Like Sharon Bolton, I grew up in the north of England, in the long shadow cast by the crime perpetrated by Ian Brady and Myra Hindley, then fear of the Yorkshire Ripper affected my freedom as a teenager. Back in the mid-1970s, you made sure to walk back from a night in town in pairs, and stranger danger was hard-wired in your consciousness from infancy, as the Lancashire moors came complete with their own bogeymen – only you knew that they really did exist. I remember reading Robert Neill’s Mist Over Pendle at school, which kick-started a fascination for the Pendle witches and I went on to devour classics like Harrison Ainsworth’s Lancashire Witches. Pendle Hill itself was a familiar sight, as many weekends were spent on Longridge, which faces it across the Ribble valley.

The Craftsman quickly establishes the dark, brooding presence of Pendle Hill at the start of the story, and although on her own admission, her Sabden bears more relation to the town of Darwen than it does to the real village from which it takes its name, that’s the sort of artistic licence that is easy to take in the spirit in which it is intended. The 1960s setting is well-invoked, with all the casual and generally unintentional sexism that went on in the workplace.

There are plenty of tensions inside the small police station, and these quickly escalate when Patsy Wood’s body is found, with the knowledge that she died an excruciating death, trapped in a casket with another dead body for company. Bolton doesn’t dwell on the gruesome details, but there’s enough there to turn the book into a darkly macabre horror story, without ever trespassing into the torture porn side of the serial killer genre.

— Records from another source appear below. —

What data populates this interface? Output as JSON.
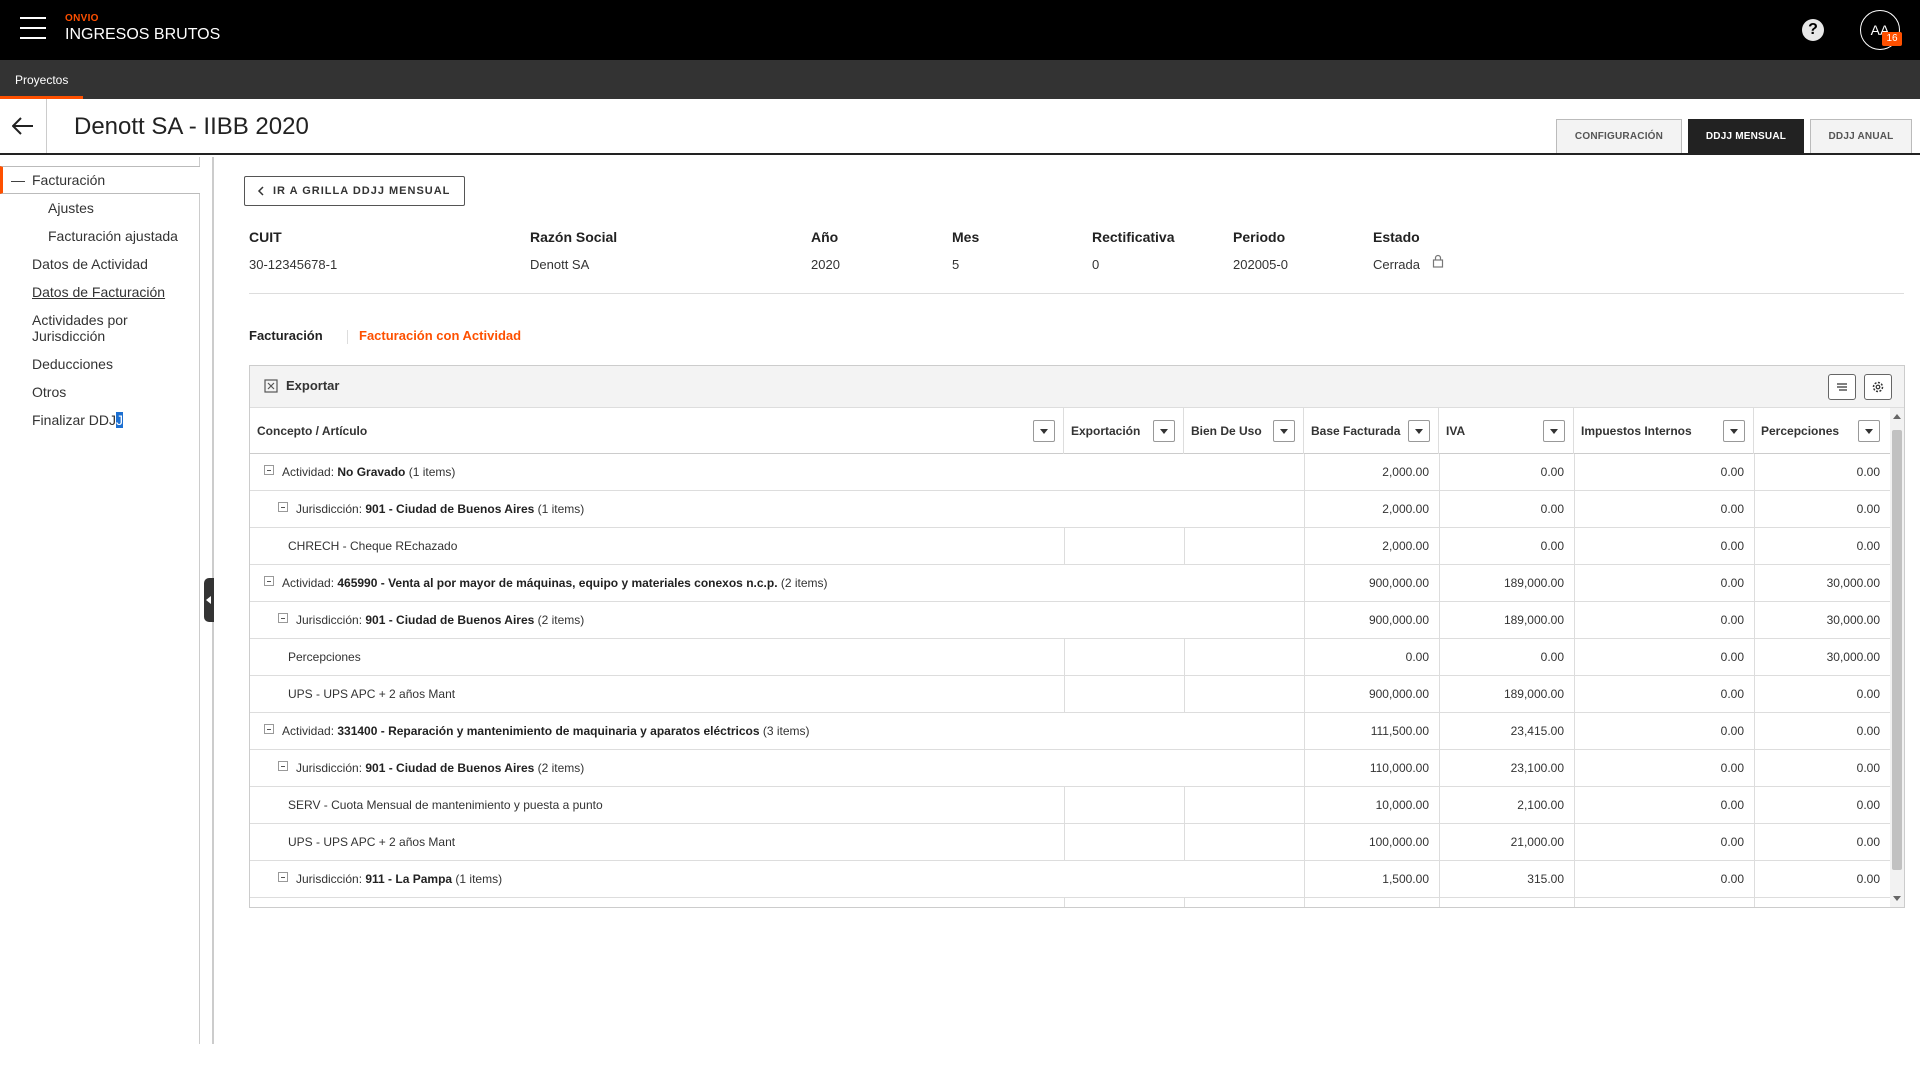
{
  "app": {
    "brand_small": "ONVIO",
    "brand_name": "INGRESOS BRUTOS",
    "help_symbol": "?",
    "avatar_initials": "AA",
    "avatar_badge": "16"
  },
  "subnav": {
    "tab": "Proyectos"
  },
  "header": {
    "title": "Denott SA - IIBB 2020",
    "tabs": [
      "CONFIGURACIÓN",
      "DDJJ MENSUAL",
      "DDJJ ANUAL"
    ],
    "active_tab": "DDJJ MENSUAL"
  },
  "sidebar": {
    "items": [
      "Facturación",
      "Ajustes",
      "Facturación ajustada",
      "Datos de Actividad",
      "Datos de Facturación",
      "Actividades por",
      "Jurisdicción",
      "Deducciones",
      "Otros",
      "Finalizar DDJ"
    ],
    "finalizar_sel": "J"
  },
  "main": {
    "grid_back_label": "IR A GRILLA DDJJ MENSUAL",
    "info": {
      "labels": [
        "CUIT",
        "Razón Social",
        "Año",
        "Mes",
        "Rectificativa",
        "Periodo",
        "Estado"
      ],
      "values": [
        "30-12345678-1",
        "Denott SA",
        "2020",
        "5",
        "0",
        "202005-0",
        "Cerrada"
      ]
    },
    "subtabs": [
      "Facturación",
      "Facturación con Actividad"
    ],
    "active_subtab": "Facturación con Actividad",
    "accent": "#fe5000"
  },
  "grid": {
    "export_label": "Exportar",
    "columns": [
      "Concepto / Artículo",
      "Exportación",
      "Bien De Uso",
      "Base Facturada",
      "IVA",
      "Impuestos Internos",
      "Percepciones"
    ],
    "rows": [
      {
        "level": 0,
        "prefix": "Actividad: ",
        "name": "No Gravado",
        "suffix": " (1 items)",
        "base": "2,000.00",
        "iva": "0.00",
        "imp": "0.00",
        "perc": "0.00"
      },
      {
        "level": 1,
        "prefix": "Jurisdicción: ",
        "name": "901 - Ciudad de Buenos Aires",
        "suffix": " (1 items)",
        "base": "2,000.00",
        "iva": "0.00",
        "imp": "0.00",
        "perc": "0.00"
      },
      {
        "level": 2,
        "prefix": "",
        "name": "CHRECH - Cheque REchazado",
        "suffix": "",
        "base": "2,000.00",
        "iva": "0.00",
        "imp": "0.00",
        "perc": "0.00"
      },
      {
        "level": 0,
        "prefix": "Actividad: ",
        "name": "465990 - Venta al por mayor de máquinas, equipo y materiales conexos n.c.p.",
        "suffix": " (2 items)",
        "base": "900,000.00",
        "iva": "189,000.00",
        "imp": "0.00",
        "perc": "30,000.00"
      },
      {
        "level": 1,
        "prefix": "Jurisdicción: ",
        "name": "901 - Ciudad de Buenos Aires",
        "suffix": " (2 items)",
        "base": "900,000.00",
        "iva": "189,000.00",
        "imp": "0.00",
        "perc": "30,000.00"
      },
      {
        "level": 2,
        "prefix": "",
        "name": "Percepciones",
        "suffix": "",
        "base": "0.00",
        "iva": "0.00",
        "imp": "0.00",
        "perc": "30,000.00"
      },
      {
        "level": 2,
        "prefix": "",
        "name": "UPS - UPS APC + 2 años Mant",
        "suffix": "",
        "base": "900,000.00",
        "iva": "189,000.00",
        "imp": "0.00",
        "perc": "0.00"
      },
      {
        "level": 0,
        "prefix": "Actividad: ",
        "name": "331400 - Reparación y mantenimiento de maquinaria y aparatos eléctricos",
        "suffix": " (3 items)",
        "base": "111,500.00",
        "iva": "23,415.00",
        "imp": "0.00",
        "perc": "0.00"
      },
      {
        "level": 1,
        "prefix": "Jurisdicción: ",
        "name": "901 - Ciudad de Buenos Aires",
        "suffix": " (2 items)",
        "base": "110,000.00",
        "iva": "23,100.00",
        "imp": "0.00",
        "perc": "0.00"
      },
      {
        "level": 2,
        "prefix": "",
        "name": "SERV - Cuota Mensual de mantenimiento y puesta a punto",
        "suffix": "",
        "base": "10,000.00",
        "iva": "2,100.00",
        "imp": "0.00",
        "perc": "0.00"
      },
      {
        "level": 2,
        "prefix": "",
        "name": "UPS - UPS APC + 2 años Mant",
        "suffix": "",
        "base": "100,000.00",
        "iva": "21,000.00",
        "imp": "0.00",
        "perc": "0.00"
      },
      {
        "level": 1,
        "prefix": "Jurisdicción: ",
        "name": "911 - La Pampa",
        "suffix": " (1 items)",
        "base": "1,500.00",
        "iva": "315.00",
        "imp": "0.00",
        "perc": "0.00"
      }
    ]
  }
}
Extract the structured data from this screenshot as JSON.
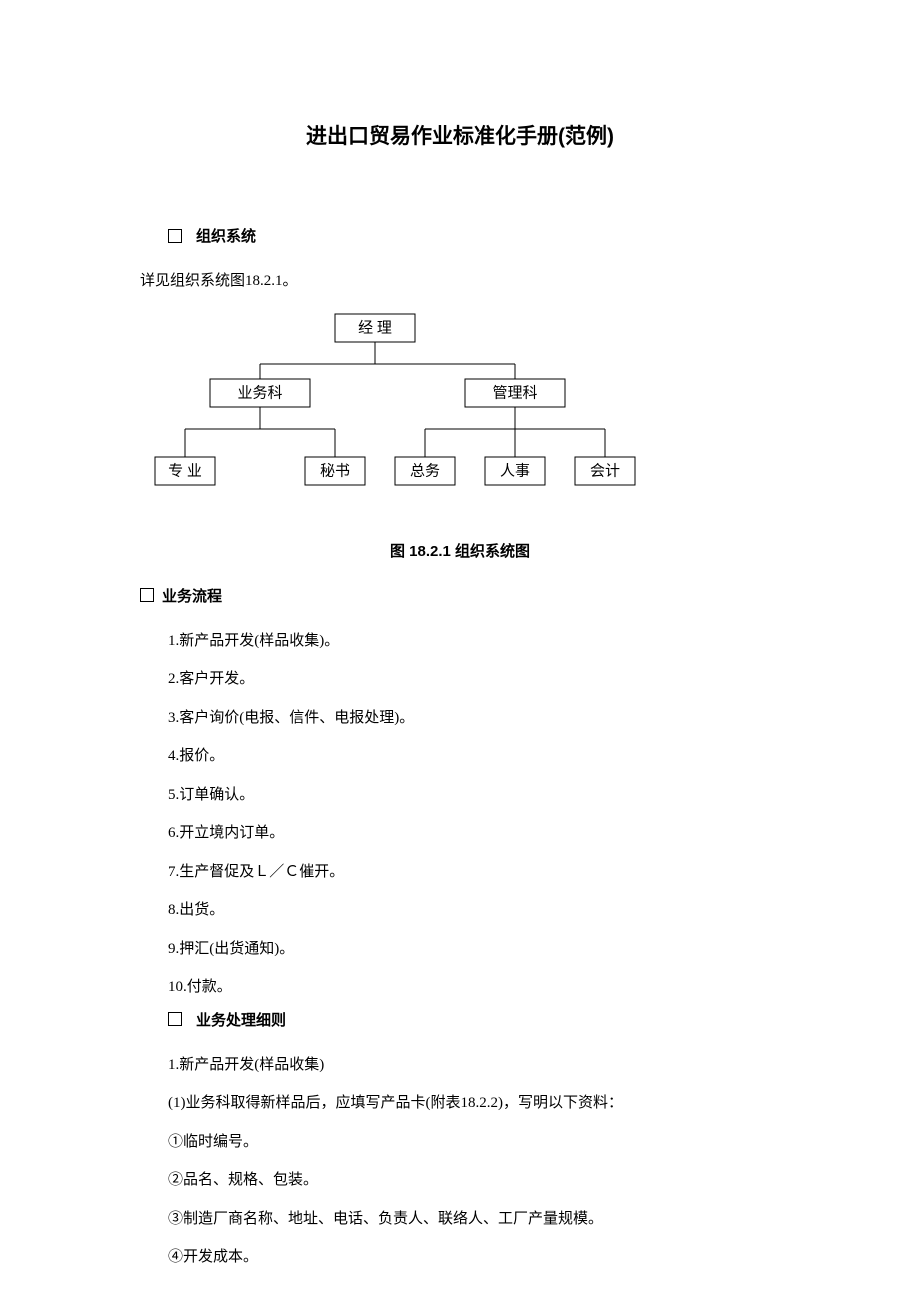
{
  "title": "进出口贸易作业标准化手册(范例)",
  "section1": {
    "heading": "组织系统",
    "intro": "详见组织系统图18.2.1。"
  },
  "chart_data": {
    "type": "tree",
    "title": "图 18.2.1   组织系统图",
    "root": {
      "label": "经 理"
    },
    "level2": [
      {
        "label": "业务科"
      },
      {
        "label": "管理科"
      }
    ],
    "level3_left": [
      {
        "label": "专 业"
      },
      {
        "label": "秘书"
      }
    ],
    "level3_right": [
      {
        "label": "总务"
      },
      {
        "label": "人事"
      },
      {
        "label": "会计"
      }
    ]
  },
  "section2": {
    "heading": "业务流程",
    "items": [
      "1.新产品开发(样品收集)。",
      "2.客户开发。",
      "3.客户询价(电报、信件、电报处理)。",
      "4.报价。",
      "5.订单确认。",
      "6.开立境内订单。",
      "7.生产督促及Ｌ／Ｃ催开。",
      "8.出货。",
      "9.押汇(出货通知)。",
      "10.付款。"
    ]
  },
  "section3": {
    "heading": "业务处理细则",
    "items": [
      "1.新产品开发(样品收集)",
      "(1)业务科取得新样品后，应填写产品卡(附表18.2.2)，写明以下资料：",
      "①临时编号。",
      "②品名、规格、包装。",
      "③制造厂商名称、地址、电话、负责人、联络人、工厂产量规模。",
      "④开发成本。"
    ]
  }
}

I absolutely adored the theme of witchcraft that ran through the book. I’m a huge fan of books that team the supernatural with police work, and devour anything by Phil Rickman, the absolute master of understated evil, and James Oswald, who can deftly add another level to police work. With The Craftsman, Bolton has put herself amongst some very good company. I liked Florence Lovelady a lot, empathising with her social awkwardness and the difficulties she faced as an outsider in a small town setting redolent with a rural suspicion of anyone ‘not from these parts’. There’s a strong sense of community in the book, but there are also suspicions of something darker, a closer grouping – maybe the Masons – who didn’t have the best of reputations in Lancashire in the 1960s and 1970s, or maybe something more sinister.

The Craftsman transported me back to the Lancashire I grew up in for the first 19 years of my life, and even the names helped ground the book in its time and place, with Duxbury and Shorrock common names in the area. Bolton perfectly captures the feeling of living with real fears and very real danger, and the feeling of trepidation that comes with not knowing when a killer will strike again.

Bolton’s depiction of the dark side of witchcraft, as well as its more benign face, is well-drawn and requires little suspension of disbelief. There’s a growing sense of horror as questions rear up in Florence’s mind as to whether the right man really was convicted 30 years ago. The closing stages of the book ramp up the tension to an almost unbearable level, and this was one of those books that kept me rivetted, turning the pages ever faster, as I put off things I needed to do and just settled down to keep reading. The ending was as chilling – and as unexpected – as I’d hoped, and was entirely in keeping with the final, uncomfortable truths.

The Craftsman is a triumphant mix of magic, superstition and policing, and I’d like to see Florence Lovelady return, hopefully as a member of the Police Pagan Association.

Reviewed 09 February 2019 by Linda Wilson